The 15th camped in the Murfreesboro area for the next 6 months, except for 2 weeks in February when it was sent to Franklin, TN. Starting June 23, 1863, the regiment took part in General Rosecrans’ Tullahoma campaign. On July 3, 1863, it camped at Winchester, TN. On August 17, 1863, the 15th left there to participate in General Rosecrans’ Chickamauga campaign. Private Lenvig is believed to have been present at the daring early morning crossing of the Tennessee River on August 28th, which the 15th led. He was present at the September 19-20, 1863 Battle of Chickamauga, GA — the second bloodiest battle of the Civil War. He survived the vicious fighting around Viniard’s Farm on the first afternoon, as well as the near capture of the regiment around midday on the 20th during Longstreet’s Breakthrough. Some 63% of the 15th’s soldiers who were at Chickamauga were killed, wounded, or taken prisoner. Private Lenvig would have then served with the regiment during the Confederate siege of Chattanooga, TN, which began right after the battle. The siege caused severe shortages of food and firewood. It was not until the Union Army’s victorious charge up Mission Ridge on November 25, 1863, which the 15th took part in, that the siege was finally broken.

Starting right after Mission Ridge the 15th was engaged in almost non-stop marching and counter-marching all over eastern TN throughout the winter of 1863/1864. By many original accounts, this was the worst period of the regiment’s 3-year term of service. Poor rations, inadequate clothing and shelter, and unseasonably cold weather made these months nearly unbearable. Private Lenvig missed the first part of this when he was “left sick at Chattanooga” starting November 28, 1863. He apparently caught up with the regiment in January or February 1864, because he was listed as “left sick in Knoxville” TN, on February 24, 1864. He returned to the 15th sometime in March or April 1864.

Starting in May 1864, the 15th participated in General Sherman’s famous campaign to capture Atlanta, GA. This campaign was marked by almost daily marching and/or combat for 4 months.
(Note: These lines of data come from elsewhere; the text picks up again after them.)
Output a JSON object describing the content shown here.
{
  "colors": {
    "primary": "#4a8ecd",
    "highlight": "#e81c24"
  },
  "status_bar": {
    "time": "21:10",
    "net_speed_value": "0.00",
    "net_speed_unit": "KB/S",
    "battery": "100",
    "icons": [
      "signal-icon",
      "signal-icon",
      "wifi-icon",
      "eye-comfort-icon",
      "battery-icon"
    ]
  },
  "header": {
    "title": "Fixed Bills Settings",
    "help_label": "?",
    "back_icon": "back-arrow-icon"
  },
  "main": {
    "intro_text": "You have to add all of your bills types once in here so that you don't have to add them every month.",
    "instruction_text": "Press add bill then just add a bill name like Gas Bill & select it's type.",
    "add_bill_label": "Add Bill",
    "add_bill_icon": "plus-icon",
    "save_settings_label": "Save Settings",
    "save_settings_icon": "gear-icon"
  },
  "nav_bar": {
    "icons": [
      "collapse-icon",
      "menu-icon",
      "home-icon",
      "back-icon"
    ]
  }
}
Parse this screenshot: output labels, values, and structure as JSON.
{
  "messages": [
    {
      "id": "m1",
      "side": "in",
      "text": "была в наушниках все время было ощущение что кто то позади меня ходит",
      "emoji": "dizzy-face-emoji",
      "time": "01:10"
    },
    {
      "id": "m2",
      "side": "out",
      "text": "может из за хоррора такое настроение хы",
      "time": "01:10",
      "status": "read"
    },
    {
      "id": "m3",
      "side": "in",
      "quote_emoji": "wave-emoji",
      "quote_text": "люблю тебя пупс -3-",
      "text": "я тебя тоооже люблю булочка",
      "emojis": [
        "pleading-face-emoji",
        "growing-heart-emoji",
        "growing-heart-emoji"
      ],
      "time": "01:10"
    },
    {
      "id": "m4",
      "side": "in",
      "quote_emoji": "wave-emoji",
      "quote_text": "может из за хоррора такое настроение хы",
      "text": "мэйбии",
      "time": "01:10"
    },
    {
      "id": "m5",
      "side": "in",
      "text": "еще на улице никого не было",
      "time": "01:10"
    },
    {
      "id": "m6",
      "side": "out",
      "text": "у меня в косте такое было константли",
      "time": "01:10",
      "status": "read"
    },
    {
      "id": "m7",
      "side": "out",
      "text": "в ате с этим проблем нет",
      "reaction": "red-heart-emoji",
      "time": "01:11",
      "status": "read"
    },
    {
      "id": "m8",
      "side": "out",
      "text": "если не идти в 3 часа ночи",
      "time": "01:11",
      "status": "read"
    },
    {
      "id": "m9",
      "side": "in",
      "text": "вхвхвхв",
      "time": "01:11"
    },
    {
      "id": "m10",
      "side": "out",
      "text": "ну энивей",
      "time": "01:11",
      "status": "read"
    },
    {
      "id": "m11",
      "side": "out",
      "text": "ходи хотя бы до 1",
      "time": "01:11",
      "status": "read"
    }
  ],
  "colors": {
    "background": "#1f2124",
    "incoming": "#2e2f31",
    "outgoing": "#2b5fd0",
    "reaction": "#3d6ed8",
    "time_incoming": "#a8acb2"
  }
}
It began with skirmishing at Rocky Face Ridge, GA on May 11, 1864. It was there that Private Hans Lenvig was killed in action. His half-brother Ole was killed in action 2 weeks later at Pickett’s Mill, GA. His mother, Britha, filed a pension in his name in 1890 from MN.
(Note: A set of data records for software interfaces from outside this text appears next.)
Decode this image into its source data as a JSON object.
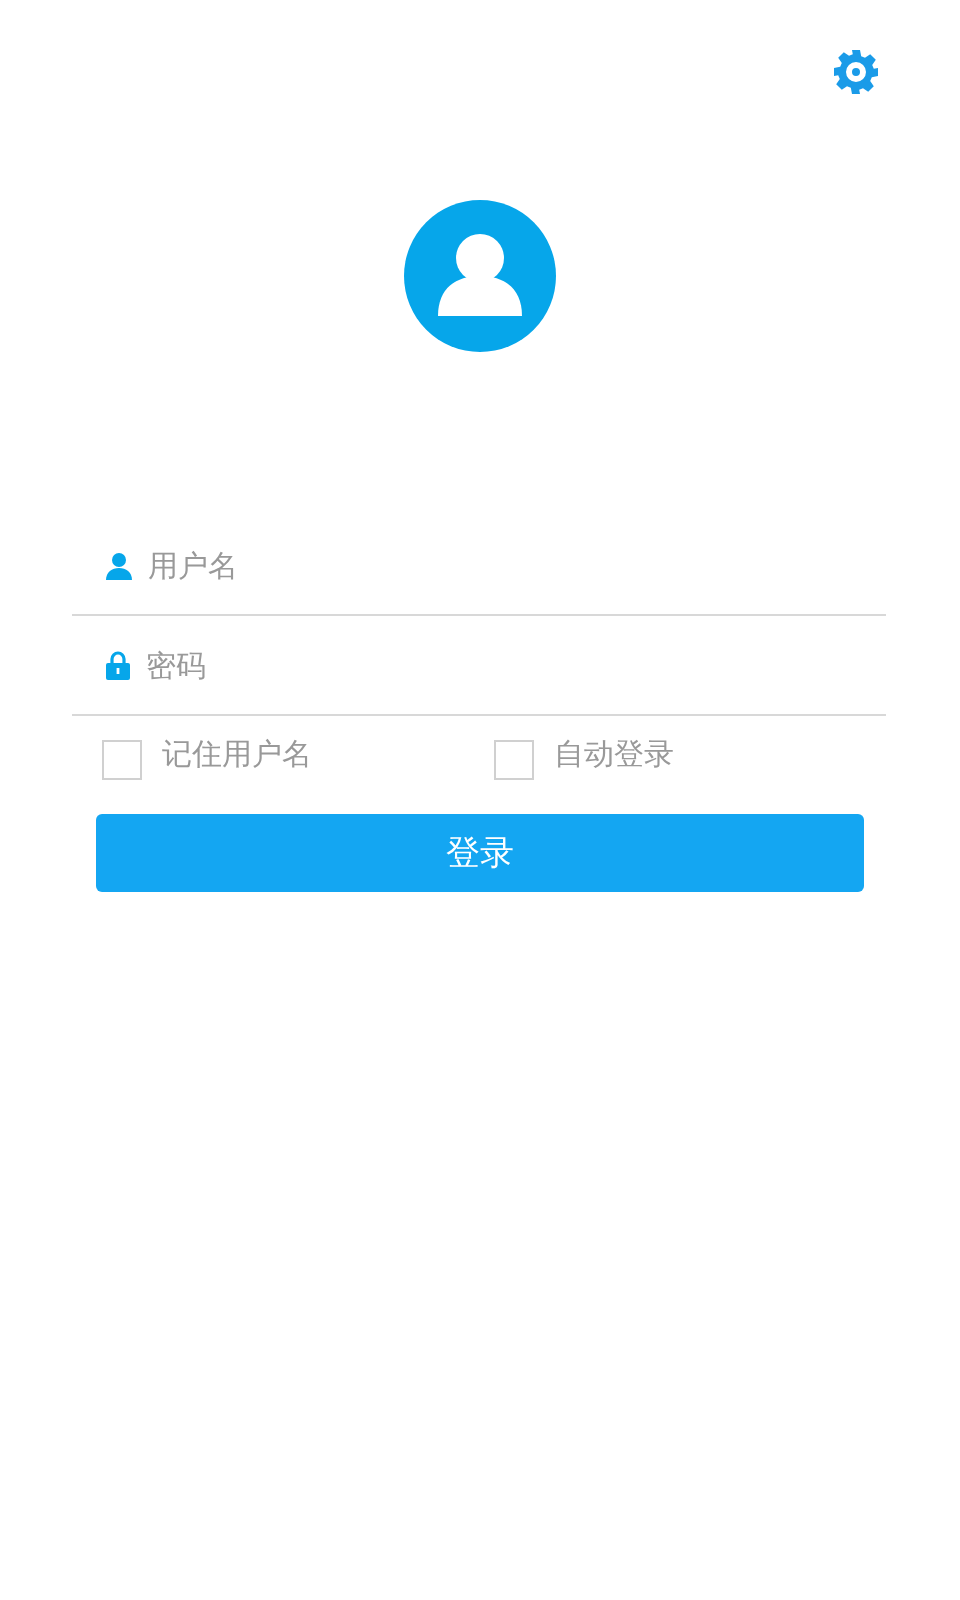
{
  "fields": [
    {
      "kind": "username",
      "placeholder": "用户名"
    },
    {
      "kind": "password",
      "placeholder": "密码"
    }
  ],
  "options": [
    {
      "label": "记住用户名",
      "checked": false
    },
    {
      "label": "自动登录",
      "checked": false
    }
  ],
  "login_button": {
    "label": "登录"
  }
}
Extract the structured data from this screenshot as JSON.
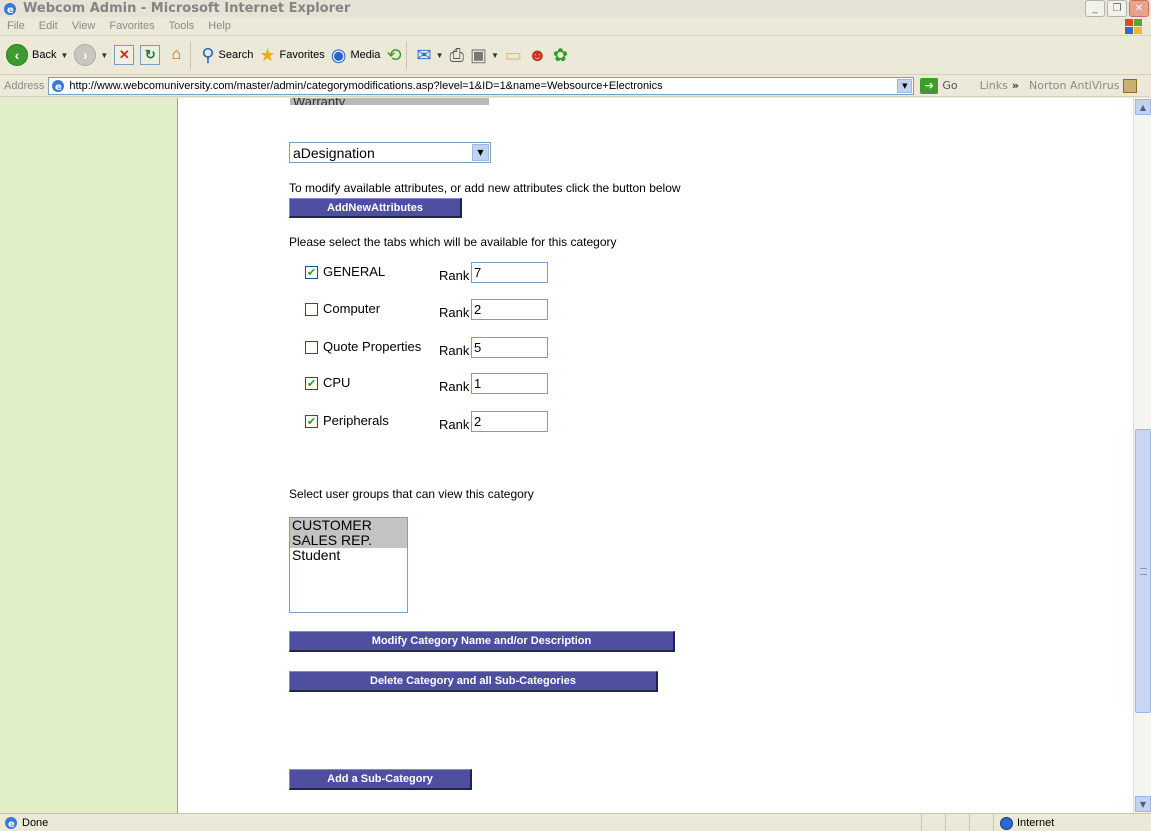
{
  "window": {
    "title": "Webcom Admin - Microsoft Internet Explorer"
  },
  "menu": [
    "File",
    "Edit",
    "View",
    "Favorites",
    "Tools",
    "Help"
  ],
  "toolbar": {
    "back": "Back",
    "search": "Search",
    "favorites": "Favorites",
    "media": "Media"
  },
  "address": {
    "label": "Address",
    "url": "http://www.webcomuniversity.com/master/admin/categorymodifications.asp?level=1&ID=1&name=Websource+Electronics",
    "go": "Go",
    "links": "Links",
    "norton": "Norton AntiVirus"
  },
  "form": {
    "partial_option": "Warranty",
    "attribute_select": "aDesignation",
    "modify_attr_text": "To modify available attributes, or add new attributes click the button below",
    "add_attr_button": "AddNewAttributes",
    "tabs_prompt": "Please select the tabs which will be available for this category",
    "rank_label": "Rank",
    "tabs": [
      {
        "label": "GENERAL",
        "checked": true,
        "rank": "7"
      },
      {
        "label": "Computer",
        "checked": false,
        "rank": "2"
      },
      {
        "label": "Quote Properties",
        "checked": false,
        "rank": "5"
      },
      {
        "label": "CPU",
        "checked": true,
        "rank": "1"
      },
      {
        "label": "Peripherals",
        "checked": true,
        "rank": "2"
      }
    ],
    "groups_prompt": "Select user groups that can view this category",
    "user_groups": [
      {
        "label": "CUSTOMER",
        "selected": true
      },
      {
        "label": "SALES REP.",
        "selected": true
      },
      {
        "label": "Student",
        "selected": false
      }
    ],
    "modify_button": "Modify Category Name and/or Description",
    "delete_button": "Delete Category and all Sub-Categories",
    "add_sub_button": "Add a Sub-Category"
  },
  "status": {
    "text": "Done",
    "zone": "Internet"
  },
  "colors": {
    "sidebar": "#e1efc8",
    "button": "#4f4fa0",
    "check": "#21a121"
  }
}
Sources: Genealogical data from Doug Purdy; Sogn og Fjordane fylke, Hafslo, Ministerialbok nr. A 5 (1834-1852), Fødte og døpte 1837, page 22; Sogn og Fjordane fylke, Hafslo, Ministerialbok nr. A 18 (1853-1886), Utflyttede 1853, page 6-7; Civil War Compiled Military Service Records by Office of Adjutant General of the United States (Washington, DC); Det Femtende Regiment, Wisconsin Frivillage [The Fifteenth Regiment, Wisconsin Volunteers], Ole A. Buslett (Decorah, Iowa, 1895); Regimental Descriptive Rolls, Volume 20, Office of the Adjutant General State of Wisconsin (Madison, Wisconsin, 1885); Roster of Wisconsin Volunteers, War of the Rebellion, 1861-1865, Volume I, Office of the Adjutant General State of Wisconsin (Madison, Wisconsin, 1886); U.S. Civil War Soldier Records and Profiles; Civil War Pension Index, Roll #32959_032945.